TASK GOAL =>
The records that follow need to be printed exactly. Leave out each image.

= = = = = = =

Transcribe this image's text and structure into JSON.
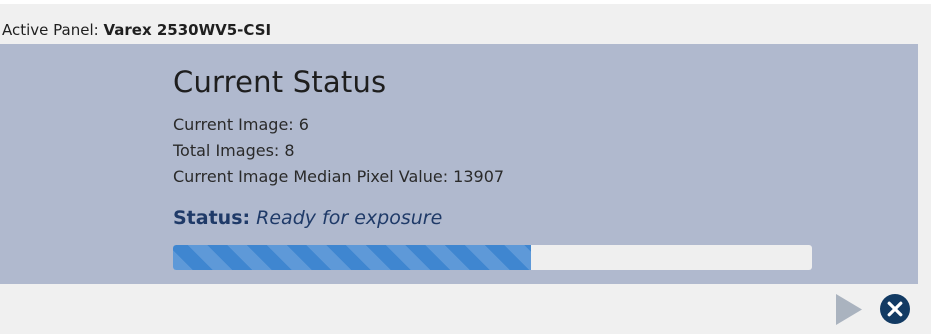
{
  "header": {
    "active_panel_label": "Active Panel:",
    "active_panel_value": "Varex 2530WV5-CSI"
  },
  "status_panel": {
    "title": "Current Status",
    "current_image": "Current Image: 6",
    "total_images": "Total Images: 8",
    "median_pixel": "Current Image Median Pixel Value: 13907",
    "status_label": "Status:",
    "status_value": "Ready for exposure",
    "progress_fraction": 0.56
  },
  "footer": {
    "play_icon": "play-icon",
    "close_icon": "close-circle-icon"
  },
  "colors": {
    "page_background": "#f0f0f0",
    "panel_background": "#b0b9ce",
    "progress_fill": "#3f86d0",
    "progress_track": "#efefef",
    "status_text": "#1f3a68",
    "play_icon": "#aab3bf",
    "close_icon": "#123a63"
  }
}
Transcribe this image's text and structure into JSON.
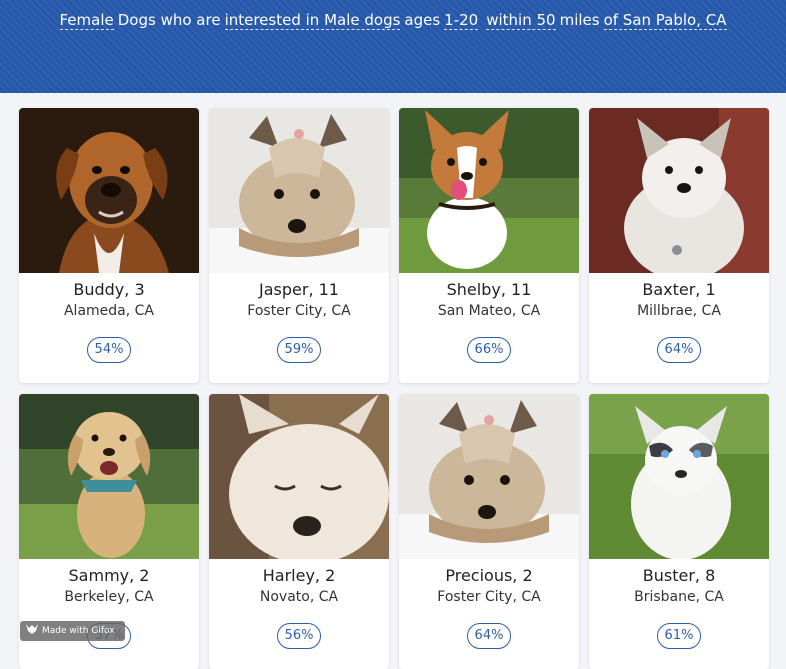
{
  "search": {
    "gender": "Female",
    "subject": "Dogs who are",
    "interest": "interested in Male dogs",
    "ages_label": "ages",
    "age_range": "1-20",
    "distance": "within 50",
    "miles_label": "miles",
    "location": "of San Pablo, CA"
  },
  "dogs": [
    {
      "name": "Buddy, 3",
      "location": "Alameda, CA",
      "match": "54%",
      "photo": "boxer-photo"
    },
    {
      "name": "Jasper, 11",
      "location": "Foster City, CA",
      "match": "59%",
      "photo": "yorkie-photo"
    },
    {
      "name": "Shelby, 11",
      "location": "San Mateo, CA",
      "match": "66%",
      "photo": "corgi-photo"
    },
    {
      "name": "Baxter, 1",
      "location": "Millbrae, CA",
      "match": "64%",
      "photo": "fluffy-dog-photo"
    },
    {
      "name": "Sammy, 2",
      "location": "Berkeley, CA",
      "match": "57%",
      "photo": "doodle-photo"
    },
    {
      "name": "Harley, 2",
      "location": "Novato, CA",
      "match": "56%",
      "photo": "sleepy-white-dog-photo"
    },
    {
      "name": "Precious, 2",
      "location": "Foster City, CA",
      "match": "64%",
      "photo": "yorkie-photo"
    },
    {
      "name": "Buster, 8",
      "location": "Brisbane, CA",
      "match": "61%",
      "photo": "husky-puppy-photo"
    }
  ],
  "watermark": {
    "text": "Made with Gifox",
    "icon": "gifox-logo-icon"
  },
  "colors": {
    "header": "#2558aa",
    "accent": "#2f5ea8",
    "page_bg": "#f3f4f8"
  }
}
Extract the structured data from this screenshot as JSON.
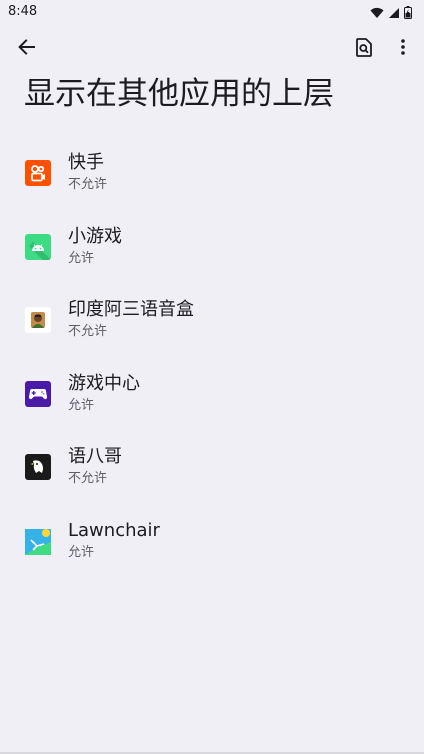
{
  "status_bar": {
    "time": "8:48"
  },
  "toolbar": {
    "back_icon": "arrow-back-icon",
    "search_icon": "search-in-page-icon",
    "more_icon": "more-vert-icon"
  },
  "page": {
    "title": "显示在其他应用的上层"
  },
  "apps": [
    {
      "name": "快手",
      "status": "不允许",
      "icon": "kuaishou-icon",
      "color": "#ff5000"
    },
    {
      "name": "小游戏",
      "status": "允许",
      "icon": "android-icon",
      "color": "#3ddc84"
    },
    {
      "name": "印度阿三语音盒",
      "status": "不允许",
      "icon": "portrait-icon",
      "color": "#ffffff"
    },
    {
      "name": "游戏中心",
      "status": "允许",
      "icon": "gamepad-icon",
      "color": "#4a1aa8"
    },
    {
      "name": "语八哥",
      "status": "不允许",
      "icon": "bird-icon",
      "color": "#1a1a1a"
    },
    {
      "name": "Lawnchair",
      "status": "允许",
      "icon": "lawnchair-icon",
      "color": "#35b3e8"
    }
  ]
}
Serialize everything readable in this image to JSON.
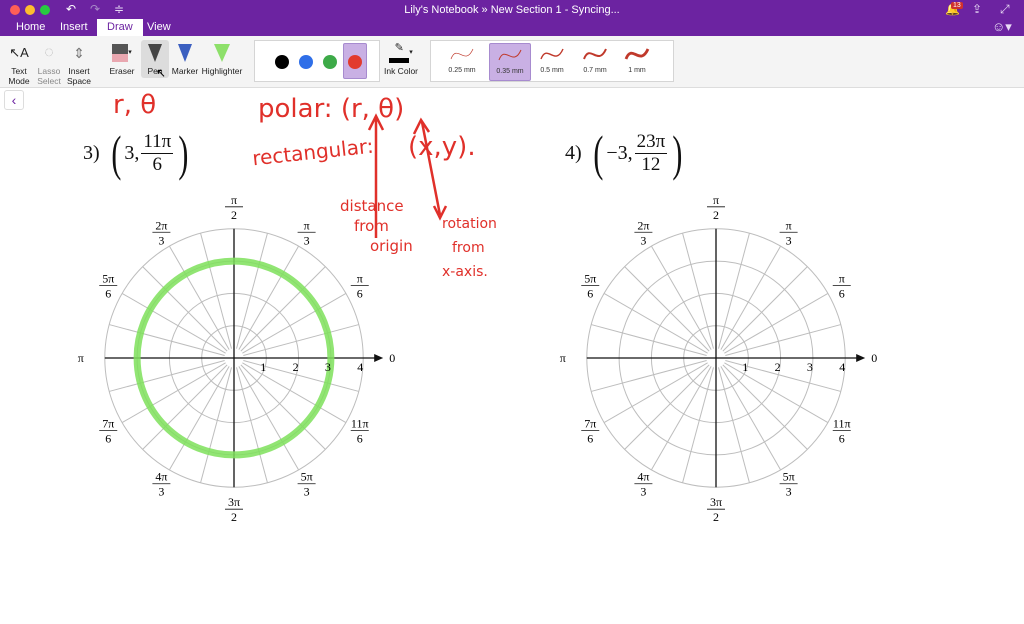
{
  "window": {
    "title": "Lily's Notebook  »  New Section 1 - Syncing...",
    "notification_count": "13"
  },
  "tabs": [
    {
      "label": "Home"
    },
    {
      "label": "Insert"
    },
    {
      "label": "Draw"
    },
    {
      "label": "View"
    }
  ],
  "active_tab": "Draw",
  "toolbar": {
    "text_mode": [
      "Text",
      "Mode"
    ],
    "lasso": [
      "Lasso",
      "Select"
    ],
    "insert_space": [
      "Insert",
      "Space"
    ],
    "eraser": "Eraser",
    "pen": "Pen",
    "marker": "Marker",
    "highlighter": "Highlighter",
    "ink_color": "Ink Color",
    "colors": [
      "#000000",
      "#2f6fe8",
      "#3daa48",
      "#e23b2e"
    ],
    "selected_color": "#e23b2e",
    "widths": [
      {
        "label": "0.25 mm"
      },
      {
        "label": "0.35 mm"
      },
      {
        "label": "0.5 mm"
      },
      {
        "label": "0.7 mm"
      },
      {
        "label": "1 mm"
      }
    ],
    "selected_width": "0.35 mm"
  },
  "problems": [
    {
      "number": "3)",
      "r": "3,",
      "theta_num": "11π",
      "theta_den": "6"
    },
    {
      "number": "4)",
      "r": "−3,",
      "theta_num": "23π",
      "theta_den": "12"
    }
  ],
  "polar_grid": {
    "rings": [
      1,
      2,
      3,
      4
    ],
    "radial_labels": [
      "1",
      "2",
      "3",
      "4"
    ],
    "angle_labels": [
      {
        "deg": 0,
        "num": "0",
        "den": ""
      },
      {
        "deg": 30,
        "num": "π",
        "den": "6"
      },
      {
        "deg": 60,
        "num": "π",
        "den": "3"
      },
      {
        "deg": 90,
        "num": "π",
        "den": "2"
      },
      {
        "deg": 120,
        "num": "2π",
        "den": "3"
      },
      {
        "deg": 150,
        "num": "5π",
        "den": "6"
      },
      {
        "deg": 180,
        "num": "π",
        "den": ""
      },
      {
        "deg": 210,
        "num": "7π",
        "den": "6"
      },
      {
        "deg": 240,
        "num": "4π",
        "den": "3"
      },
      {
        "deg": 270,
        "num": "3π",
        "den": "2"
      },
      {
        "deg": 300,
        "num": "5π",
        "den": "3"
      },
      {
        "deg": 330,
        "num": "11π",
        "den": "6"
      }
    ],
    "spoke_step_deg": 15,
    "highlight": {
      "graph": 0,
      "r": 3,
      "color": "#7ee05a"
    }
  },
  "ink": {
    "r_theta": "r, θ",
    "polar": "polar: (r, θ)",
    "rectangular": "rectangular:",
    "xy": "(x,y).",
    "distance": [
      "distance",
      "from",
      "origin"
    ],
    "rotation": [
      "rotation",
      "from",
      "x-axis."
    ]
  }
}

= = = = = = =

EXPECTED OUTPUT =>
Transcribe this image's text and structure into JSON.
{
  "header": {
    "active_panel_label": "Active Panel:",
    "active_panel_value": "Varex 2530WV5-CSI"
  },
  "status_panel": {
    "title": "Current Status",
    "current_image": "Current Image: 6",
    "total_images": "Total Images: 8",
    "median_pixel": "Current Image Median Pixel Value: 13907",
    "status_label": "Status:",
    "status_value": "Ready for exposure",
    "progress_fraction": 0.56
  },
  "footer": {
    "play_icon": "play-icon",
    "close_icon": "close-circle-icon"
  },
  "colors": {
    "page_background": "#f0f0f0",
    "panel_background": "#b0b9ce",
    "progress_fill": "#3f86d0",
    "progress_track": "#efefef",
    "status_text": "#1f3a68",
    "play_icon": "#aab3bf",
    "close_icon": "#123a63"
  }
}
Transcribe this image's text and structure into JSON.
{
  "search": {
    "gender": "Female",
    "subject": "Dogs who are",
    "interest": "interested in Male dogs",
    "ages_label": "ages",
    "age_range": "1-20",
    "distance": "within 50",
    "miles_label": "miles",
    "location": "of San Pablo, CA"
  },
  "dogs": [
    {
      "name": "Buddy, 3",
      "location": "Alameda, CA",
      "match": "54%",
      "photo": "boxer-photo"
    },
    {
      "name": "Jasper, 11",
      "location": "Foster City, CA",
      "match": "59%",
      "photo": "yorkie-photo"
    },
    {
      "name": "Shelby, 11",
      "location": "San Mateo, CA",
      "match": "66%",
      "photo": "corgi-photo"
    },
    {
      "name": "Baxter, 1",
      "location": "Millbrae, CA",
      "match": "64%",
      "photo": "fluffy-dog-photo"
    },
    {
      "name": "Sammy, 2",
      "location": "Berkeley, CA",
      "match": "57%",
      "photo": "doodle-photo"
    },
    {
      "name": "Harley, 2",
      "location": "Novato, CA",
      "match": "56%",
      "photo": "sleepy-white-dog-photo"
    },
    {
      "name": "Precious, 2",
      "location": "Foster City, CA",
      "match": "64%",
      "photo": "yorkie-photo"
    },
    {
      "name": "Buster, 8",
      "location": "Brisbane, CA",
      "match": "61%",
      "photo": "husky-puppy-photo"
    }
  ],
  "watermark": {
    "text": "Made with Gifox",
    "icon": "gifox-logo-icon"
  },
  "colors": {
    "header": "#2558aa",
    "accent": "#2f5ea8",
    "page_bg": "#f3f4f8"
  }
}
Extract the structured data from this screenshot as JSON.
{
  "status_bar": {
    "time": "8:48"
  },
  "toolbar": {
    "back_icon": "arrow-back-icon",
    "search_icon": "search-in-page-icon",
    "more_icon": "more-vert-icon"
  },
  "page": {
    "title": "显示在其他应用的上层"
  },
  "apps": [
    {
      "name": "快手",
      "status": "不允许",
      "icon": "kuaishou-icon",
      "color": "#ff5000"
    },
    {
      "name": "小游戏",
      "status": "允许",
      "icon": "android-icon",
      "color": "#3ddc84"
    },
    {
      "name": "印度阿三语音盒",
      "status": "不允许",
      "icon": "portrait-icon",
      "color": "#ffffff"
    },
    {
      "name": "游戏中心",
      "status": "允许",
      "icon": "gamepad-icon",
      "color": "#4a1aa8"
    },
    {
      "name": "语八哥",
      "status": "不允许",
      "icon": "bird-icon",
      "color": "#1a1a1a"
    },
    {
      "name": "Lawnchair",
      "status": "允许",
      "icon": "lawnchair-icon",
      "color": "#35b3e8"
    }
  ]
}
Serialize everything readable in this image to JSON.
{
  "window": {
    "title": "Lily's Notebook  »  New Section 1 - Syncing...",
    "notification_count": "13"
  },
  "tabs": [
    {
      "label": "Home"
    },
    {
      "label": "Insert"
    },
    {
      "label": "Draw"
    },
    {
      "label": "View"
    }
  ],
  "active_tab": "Draw",
  "toolbar": {
    "text_mode": [
      "Text",
      "Mode"
    ],
    "lasso": [
      "Lasso",
      "Select"
    ],
    "insert_space": [
      "Insert",
      "Space"
    ],
    "eraser": "Eraser",
    "pen": "Pen",
    "marker": "Marker",
    "highlighter": "Highlighter",
    "ink_color": "Ink Color",
    "colors": [
      "#000000",
      "#2f6fe8",
      "#3daa48",
      "#e23b2e"
    ],
    "selected_color": "#e23b2e",
    "widths": [
      {
        "label": "0.25 mm"
      },
      {
        "label": "0.35 mm"
      },
      {
        "label": "0.5 mm"
      },
      {
        "label": "0.7 mm"
      },
      {
        "label": "1 mm"
      }
    ],
    "selected_width": "0.35 mm"
  },
  "problems": [
    {
      "number": "3)",
      "r": "3,",
      "theta_num": "11π",
      "theta_den": "6"
    },
    {
      "number": "4)",
      "r": "−3,",
      "theta_num": "23π",
      "theta_den": "12"
    }
  ],
  "polar_grid": {
    "rings": [
      1,
      2,
      3,
      4
    ],
    "radial_labels": [
      "1",
      "2",
      "3",
      "4"
    ],
    "angle_labels": [
      {
        "deg": 0,
        "num": "0",
        "den": ""
      },
      {
        "deg": 30,
        "num": "π",
        "den": "6"
      },
      {
        "deg": 60,
        "num": "π",
        "den": "3"
      },
      {
        "deg": 90,
        "num": "π",
        "den": "2"
      },
      {
        "deg": 120,
        "num": "2π",
        "den": "3"
      },
      {
        "deg": 150,
        "num": "5π",
        "den": "6"
      },
      {
        "deg": 180,
        "num": "π",
        "den": ""
      },
      {
        "deg": 210,
        "num": "7π",
        "den": "6"
      },
      {
        "deg": 240,
        "num": "4π",
        "den": "3"
      },
      {
        "deg": 270,
        "num": "3π",
        "den": "2"
      },
      {
        "deg": 300,
        "num": "5π",
        "den": "3"
      },
      {
        "deg": 330,
        "num": "11π",
        "den": "6"
      }
    ],
    "spoke_step_deg": 15,
    "highlight": {
      "graph": 0,
      "r": 3,
      "color": "#7ee05a"
    }
  },
  "ink": {
    "r_theta": "r, θ",
    "polar": "polar: (r, θ)",
    "rectangular": "rectangular:",
    "xy": "(x,y).",
    "distance": [
      "distance",
      "from",
      "origin"
    ],
    "rotation": [
      "rotation",
      "from",
      "x-axis."
    ]
  }
}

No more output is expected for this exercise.